Number 1:

5 Lessons From The Death Crawl Scene In “Facing the Giants.” 

Too often our own perception, surroundings, and beliefs get in the way of victory and success.  Or said another way, the meaning we assign to things becomes the lens through which we see the world.

Number 2:

What Would Happen If You Never Tolerated Inaction In Yourself?

There is a common mistake that often happens to too many of us. The mistake has to do with the difference between being in motion and taking action. They sound similar, but they’re not the same.

Number 3:

Tired Of Not Getting What You Want?

Ever wonder why so many of us have to hit rock bottom before we find a breakthrough?

Number 4:

If Information Was Enough…

If information was enough, we would all be top performers in our profession, exercise every day, eat more vegetables, be within the government height and weight standard, and have a ton of money saved for the future.

Number 5:

3 Steps to Mastery

Who doesn’t want to be a better agent, better team leader, a better entrepreneur? If there is one concept that can lead to more powerful performance with immediate impact… this is it: “It’s difficult to control our thoughts and feelings, yet we have total control of our actions.”

In summary, information overload creates a lull in productive activity, so let’s look at three simple, fuss-free steps to get you the results you need: 

Step 1: Move beyond the learning phase. While knowledge is a powerful thing, don’t make the mistake of thinking your good intentions count. It’s time to stop procrastinating and trust the tools you have to start taking positive steps. 

Give yourself permission to execute on the things you know now… nothing good happens when you wait.  

Step 2: Skip out on perfection.
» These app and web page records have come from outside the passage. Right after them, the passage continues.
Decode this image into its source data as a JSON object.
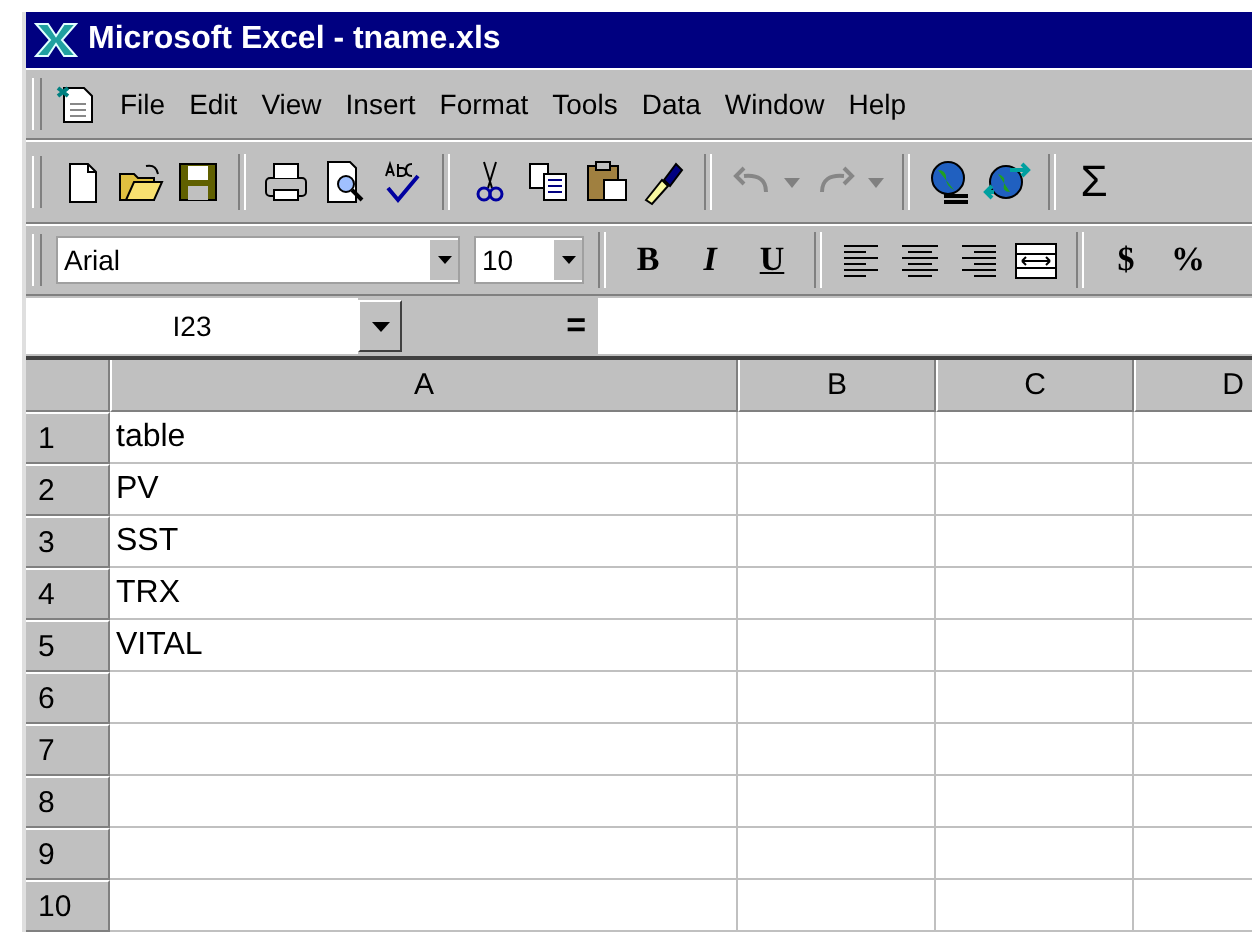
{
  "window": {
    "title": "Microsoft Excel - tname.xls"
  },
  "menu_bar": [
    "File",
    "Edit",
    "View",
    "Insert",
    "Format",
    "Tools",
    "Data",
    "Window",
    "Help"
  ],
  "standard_toolbar": [
    {
      "kind": "new",
      "disabled": false
    },
    {
      "kind": "open",
      "disabled": false
    },
    {
      "kind": "save",
      "disabled": false
    },
    {
      "kind": "separator",
      "disabled": false
    },
    {
      "kind": "print",
      "disabled": false
    },
    {
      "kind": "preview",
      "disabled": false
    },
    {
      "kind": "spelling",
      "disabled": false
    },
    {
      "kind": "separator",
      "disabled": false
    },
    {
      "kind": "cut",
      "disabled": false
    },
    {
      "kind": "copy",
      "disabled": false
    },
    {
      "kind": "paste",
      "disabled": false
    },
    {
      "kind": "painter",
      "disabled": false
    },
    {
      "kind": "separator",
      "disabled": false
    },
    {
      "kind": "undo",
      "disabled": true
    },
    {
      "kind": "caret",
      "disabled": true
    },
    {
      "kind": "redo",
      "disabled": true
    },
    {
      "kind": "caret",
      "disabled": true
    },
    {
      "kind": "separator",
      "disabled": false
    },
    {
      "kind": "globe",
      "disabled": false
    },
    {
      "kind": "globe-arrows",
      "disabled": false
    },
    {
      "kind": "separator",
      "disabled": false
    },
    {
      "kind": "text",
      "label": "Σ",
      "disabled": false
    }
  ],
  "formatting_toolbar": {
    "font": "Arial",
    "size": "10",
    "buttons": [
      {
        "kind": "bold",
        "label": "B"
      },
      {
        "kind": "italic",
        "label": "I"
      },
      {
        "kind": "underline",
        "label": "U"
      },
      {
        "kind": "separator"
      },
      {
        "kind": "align-left"
      },
      {
        "kind": "align-center"
      },
      {
        "kind": "align-right"
      },
      {
        "kind": "merge"
      },
      {
        "kind": "separator"
      },
      {
        "kind": "text",
        "label": "$"
      },
      {
        "kind": "text",
        "label": "%"
      }
    ]
  },
  "formula_bar": {
    "name_box": "I23",
    "equals": "="
  },
  "sheet": {
    "columns": [
      "A",
      "B",
      "C",
      "D"
    ],
    "rows": [
      {
        "number": "1",
        "value": "table"
      },
      {
        "number": "2",
        "value": "PV"
      },
      {
        "number": "3",
        "value": "SST"
      },
      {
        "number": "4",
        "value": "TRX"
      },
      {
        "number": "5",
        "value": "VITAL"
      },
      {
        "number": "6"
      },
      {
        "number": "7"
      },
      {
        "number": "8"
      },
      {
        "number": "9"
      },
      {
        "number": "10"
      }
    ]
  }
}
Perfection is a stall tactic. Typically, nothing big and drastic needs to happen in your routine. Small changes are what really count. 
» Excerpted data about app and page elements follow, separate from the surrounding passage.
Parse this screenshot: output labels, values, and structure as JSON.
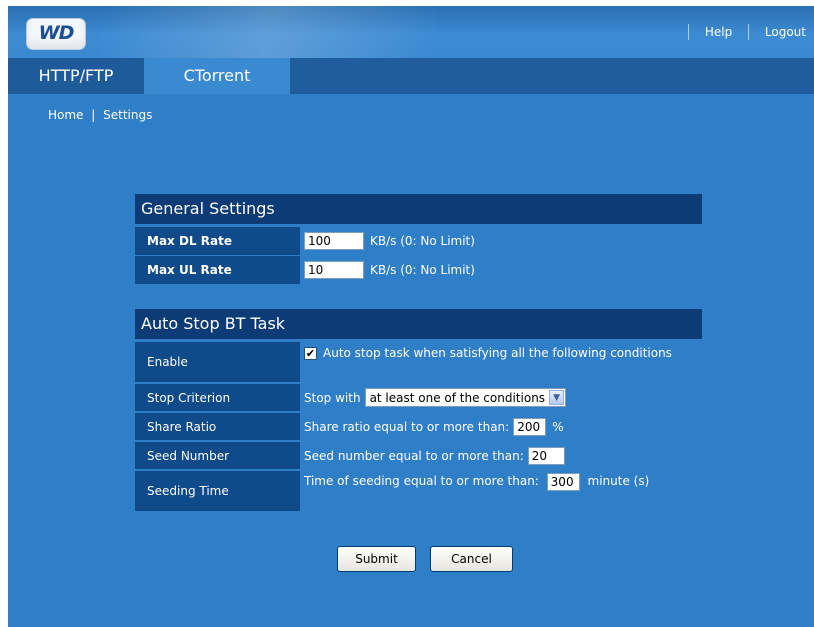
{
  "header": {
    "logo_text": "WD",
    "help_label": "Help",
    "logout_label": "Logout"
  },
  "tabs": [
    {
      "label": "HTTP/FTP",
      "active": false
    },
    {
      "label": "CTorrent",
      "active": true
    }
  ],
  "breadcrumb": {
    "home": "Home",
    "sep": "|",
    "current": "Settings"
  },
  "general": {
    "title": "General Settings",
    "max_dl": {
      "label": "Max DL Rate",
      "value": "100",
      "note": "KB/s  (0: No Limit)"
    },
    "max_ul": {
      "label": "Max UL Rate",
      "value": "10",
      "note": "KB/s  (0: No Limit)"
    }
  },
  "autostop": {
    "title": "Auto Stop BT Task",
    "enable": {
      "label": "Enable",
      "checked": true,
      "text": "Auto stop task when satisfying all the following conditions"
    },
    "criterion": {
      "label": "Stop Criterion",
      "prefix": "Stop with",
      "selected": "at least one of the conditions"
    },
    "share_ratio": {
      "label": "Share Ratio",
      "prefix": "Share ratio equal to or more than:",
      "value": "200",
      "unit": "%"
    },
    "seed_number": {
      "label": "Seed Number",
      "prefix": "Seed number equal to or more than:",
      "value": "20"
    },
    "seeding_time": {
      "label": "Seeding Time",
      "prefix": "Time of seeding equal to or more than:",
      "value": "300",
      "unit": "minute (s)"
    }
  },
  "buttons": {
    "submit": "Submit",
    "cancel": "Cancel"
  },
  "colors": {
    "page_bg": "#2f7ec8",
    "section_head": "#0c3b75",
    "label_bg": "#0f4a8a",
    "active_tab": "#3a8ad2"
  }
}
Just take action, now! 

Step 3: Execute an action plan. Knowledge is only power when combined with action. 

What actions can I take? Here’s one approach to consider: 

Daily 

  • 5 or more check-in calls that create 1 or more appointments 
  • 3 or more personal notes 
  • 1 addition to your database with an “8 touch campaign” over the next 8 weeks 

Weekly 

  • Grab a beverage of choice with a top client or prospect that creates 1 or more new appointments 
  • Host at least 1 business to business networking session 
  • Complete 7 pop-bys that create 1 or more new appointments 
  • At least one video about local events or local market conditions 

Monthly

  • Start of the month  and mid-month eReport of value to your database – with video content that creates appointments 
  • Targeted FB or Google ads that create appointments 
  • Strategic text messages to an opt-in database that create appointments 

Knowledge plus action is power. Figure out where you what to go, start with the end in mind, and work your way backward to the moment at hand. #GO #GSD